An extremely aggressive form of brain cancer. Like pancreatic cancer, glioblastoma has one of the lowest five-year survival rates of all major cancers. In the days leading up to McCain’s death, his family issued a statement announcing that he had chosen to “discontinue medical treatment,” which prompted a discussion about the differences in treatment intended to stop cancer growth vs. palliative care and end-of-life care. Below, we explain the differences and dispel common myths.

Receiving a diagnosis of pancreatic cancer can be overwhelming for a patient and their loved ones. It’s important for patients to feel comfortable and supported by their healthcare team. The Pancreatic Cancer Action Network (PanCAN) strongly recommends seeking a healthcare team that suits all your physical, mental and emotional needs.

Below are common myths about choosing treatment intended to fight cancer vs. when to integrate supportively (palliative) care and when to transition into hospice and end-of-life care.

Myth1: Patients should choose the most aggressive cancer treatment available.

When making treatment decisions, patients and their healthcare providers should seek to balance the potential effectiveness of the treatment with possible side effects that may impact the patient’s overall well-being and ability to tolerate additional treatment. PanCAN strongly recommends that you discuss your treatment goals with your healthcare team and know all your options at every stage of your disease.

Myth2: Patients must choose between cancer-fighting medicine and palliative care.

Seeing health care professionals who focus on symptom management and supportive (palliative) care improves outcomes and is critical for your quality of life. PanCAN strongly recommends that symptom management and supportive (palliative) care be provided early in your diagnosis as well as during and after treatment.

Supportive (palliative) care can involve pain management, dietary and nutritional recommendations, including the use of pancreatic enzymes, and caring for patients’ psychosocial needs.
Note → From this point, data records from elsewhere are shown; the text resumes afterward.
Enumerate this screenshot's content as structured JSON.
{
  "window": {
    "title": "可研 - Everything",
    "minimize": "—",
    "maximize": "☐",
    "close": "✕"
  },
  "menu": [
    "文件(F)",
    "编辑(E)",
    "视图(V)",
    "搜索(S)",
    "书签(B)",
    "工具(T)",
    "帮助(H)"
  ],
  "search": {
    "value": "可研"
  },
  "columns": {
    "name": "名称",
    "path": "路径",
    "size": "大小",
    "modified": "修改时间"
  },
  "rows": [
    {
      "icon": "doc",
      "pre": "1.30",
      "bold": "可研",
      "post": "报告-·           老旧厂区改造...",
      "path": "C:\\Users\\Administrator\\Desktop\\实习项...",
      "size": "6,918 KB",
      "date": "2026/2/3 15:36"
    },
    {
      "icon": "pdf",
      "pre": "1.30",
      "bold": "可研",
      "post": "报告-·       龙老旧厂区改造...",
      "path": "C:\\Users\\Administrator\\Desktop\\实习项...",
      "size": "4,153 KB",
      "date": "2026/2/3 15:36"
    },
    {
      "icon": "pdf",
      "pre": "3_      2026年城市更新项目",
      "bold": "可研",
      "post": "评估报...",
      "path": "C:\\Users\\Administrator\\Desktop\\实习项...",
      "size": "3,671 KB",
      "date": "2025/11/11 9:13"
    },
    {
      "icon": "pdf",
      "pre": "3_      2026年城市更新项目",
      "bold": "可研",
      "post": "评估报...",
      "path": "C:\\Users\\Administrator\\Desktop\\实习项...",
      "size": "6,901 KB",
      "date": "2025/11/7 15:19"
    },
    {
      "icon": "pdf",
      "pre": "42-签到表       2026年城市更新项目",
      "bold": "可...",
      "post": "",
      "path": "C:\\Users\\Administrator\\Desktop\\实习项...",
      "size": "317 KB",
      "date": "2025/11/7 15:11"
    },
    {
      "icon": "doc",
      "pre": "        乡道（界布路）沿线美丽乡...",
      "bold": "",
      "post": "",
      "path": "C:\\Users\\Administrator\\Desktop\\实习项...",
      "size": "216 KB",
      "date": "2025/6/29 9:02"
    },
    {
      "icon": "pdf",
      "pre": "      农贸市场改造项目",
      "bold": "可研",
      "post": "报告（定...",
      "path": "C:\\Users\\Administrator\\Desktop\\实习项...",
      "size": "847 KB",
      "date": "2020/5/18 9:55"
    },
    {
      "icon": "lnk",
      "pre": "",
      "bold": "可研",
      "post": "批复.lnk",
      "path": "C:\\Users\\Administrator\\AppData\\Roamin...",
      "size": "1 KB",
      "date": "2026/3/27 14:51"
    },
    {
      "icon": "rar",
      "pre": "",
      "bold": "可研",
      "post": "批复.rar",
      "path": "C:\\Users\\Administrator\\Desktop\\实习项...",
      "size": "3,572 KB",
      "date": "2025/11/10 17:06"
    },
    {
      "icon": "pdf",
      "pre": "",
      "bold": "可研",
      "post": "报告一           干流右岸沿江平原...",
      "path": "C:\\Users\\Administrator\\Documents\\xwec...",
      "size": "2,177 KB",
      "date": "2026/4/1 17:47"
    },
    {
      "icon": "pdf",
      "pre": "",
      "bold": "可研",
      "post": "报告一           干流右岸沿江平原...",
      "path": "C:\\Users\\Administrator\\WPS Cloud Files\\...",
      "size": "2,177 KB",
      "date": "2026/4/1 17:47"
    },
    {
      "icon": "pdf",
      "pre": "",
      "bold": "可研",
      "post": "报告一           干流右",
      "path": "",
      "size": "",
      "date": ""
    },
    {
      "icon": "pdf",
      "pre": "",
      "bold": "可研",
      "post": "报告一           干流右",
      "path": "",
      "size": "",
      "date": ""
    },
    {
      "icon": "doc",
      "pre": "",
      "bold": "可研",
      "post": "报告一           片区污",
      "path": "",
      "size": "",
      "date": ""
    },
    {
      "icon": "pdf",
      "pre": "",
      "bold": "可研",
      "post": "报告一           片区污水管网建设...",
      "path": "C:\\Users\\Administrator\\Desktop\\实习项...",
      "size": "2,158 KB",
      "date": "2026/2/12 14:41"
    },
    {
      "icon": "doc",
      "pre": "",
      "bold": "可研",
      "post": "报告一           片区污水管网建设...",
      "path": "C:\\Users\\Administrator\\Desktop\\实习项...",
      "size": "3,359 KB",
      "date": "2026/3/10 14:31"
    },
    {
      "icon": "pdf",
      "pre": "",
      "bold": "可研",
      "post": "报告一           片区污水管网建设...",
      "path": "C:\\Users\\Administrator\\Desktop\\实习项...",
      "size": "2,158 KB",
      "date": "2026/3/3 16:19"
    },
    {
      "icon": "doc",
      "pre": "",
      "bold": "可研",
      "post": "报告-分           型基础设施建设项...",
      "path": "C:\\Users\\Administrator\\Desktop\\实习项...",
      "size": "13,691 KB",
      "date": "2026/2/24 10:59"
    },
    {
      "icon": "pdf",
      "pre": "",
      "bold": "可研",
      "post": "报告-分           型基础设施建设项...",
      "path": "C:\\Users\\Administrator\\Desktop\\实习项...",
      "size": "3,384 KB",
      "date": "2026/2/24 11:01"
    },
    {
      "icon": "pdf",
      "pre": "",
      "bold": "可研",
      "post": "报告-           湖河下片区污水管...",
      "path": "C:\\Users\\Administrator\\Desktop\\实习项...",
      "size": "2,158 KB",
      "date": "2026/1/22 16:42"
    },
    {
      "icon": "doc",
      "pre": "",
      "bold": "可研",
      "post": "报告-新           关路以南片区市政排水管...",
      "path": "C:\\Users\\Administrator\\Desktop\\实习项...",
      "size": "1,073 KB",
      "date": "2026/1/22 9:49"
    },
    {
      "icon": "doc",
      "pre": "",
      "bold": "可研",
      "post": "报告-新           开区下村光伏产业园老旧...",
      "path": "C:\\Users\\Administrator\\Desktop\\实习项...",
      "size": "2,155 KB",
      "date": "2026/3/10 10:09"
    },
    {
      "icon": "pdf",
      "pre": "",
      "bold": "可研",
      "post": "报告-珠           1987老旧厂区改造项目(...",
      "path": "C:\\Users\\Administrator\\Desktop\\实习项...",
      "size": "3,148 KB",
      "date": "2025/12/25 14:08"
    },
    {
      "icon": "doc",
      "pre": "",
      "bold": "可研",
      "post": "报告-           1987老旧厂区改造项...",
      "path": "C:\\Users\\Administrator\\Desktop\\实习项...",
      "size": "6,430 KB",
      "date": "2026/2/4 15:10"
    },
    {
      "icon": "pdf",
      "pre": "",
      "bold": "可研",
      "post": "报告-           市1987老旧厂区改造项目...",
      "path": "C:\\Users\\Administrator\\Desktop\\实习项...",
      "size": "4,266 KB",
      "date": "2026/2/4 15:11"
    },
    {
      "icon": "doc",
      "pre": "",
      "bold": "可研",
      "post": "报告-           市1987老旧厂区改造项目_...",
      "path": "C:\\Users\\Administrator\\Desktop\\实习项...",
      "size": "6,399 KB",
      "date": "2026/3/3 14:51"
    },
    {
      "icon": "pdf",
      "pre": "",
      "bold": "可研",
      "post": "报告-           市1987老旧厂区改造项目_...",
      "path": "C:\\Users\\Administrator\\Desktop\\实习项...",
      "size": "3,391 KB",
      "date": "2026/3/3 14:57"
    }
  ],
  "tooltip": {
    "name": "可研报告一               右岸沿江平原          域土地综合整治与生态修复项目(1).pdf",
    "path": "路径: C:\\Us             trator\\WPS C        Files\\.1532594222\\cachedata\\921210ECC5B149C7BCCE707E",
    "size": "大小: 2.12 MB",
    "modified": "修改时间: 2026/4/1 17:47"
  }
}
Supportive (palliative) care absolutely can and should be provided alongside treatments aimed at shrinking the tumor and prolonging the patient’s life.

Myth3: Palliative care is the same as end-of-life care.

Fact: Sometimes people use the terms “palliative care” and “hospice care” interchangeably, but supportive (palliative) care refers to medication and resources that are provided in conjunction with chemotherapy, radiation and other therapies meant to treat the patient’s cancer. Hospice care is provided toward the end of a patient’s life and focuses on making the patient and their family as comfortable and comforted as possible.

Recent updates to the National Comprehensive Cancer Network’s (NCCN) guidelines for the treatment of pancreatic adenocarcinoma, the most common type of pancreatic cancer, include recommendations for supportive (palliative) care specialists to be part of a patient’s multidisciplinary team.

Myth4: A patient who enrolls in hospice care is quitting or giving up hope.

The goal of hospice is to provide quality, compassionate care for people with life-limiting illnesses until death occurs naturally. Many people are afraid to ask about hospice care because they believe that using hospice means giving up.

Quality Of Life

Hospice is not about giving up. Choosing hospice allows families to focus their energy on the quality of life. Hospice care provides an opportunity to make meaningful choices and to have those choices respected.

Decisions of which treatments to start and stop, how to incorporate supportive (palliative) care and when to transition to hospice care are extremely personal and unique to each. The Patient Central team is here to support you and your loved ones every step of the way.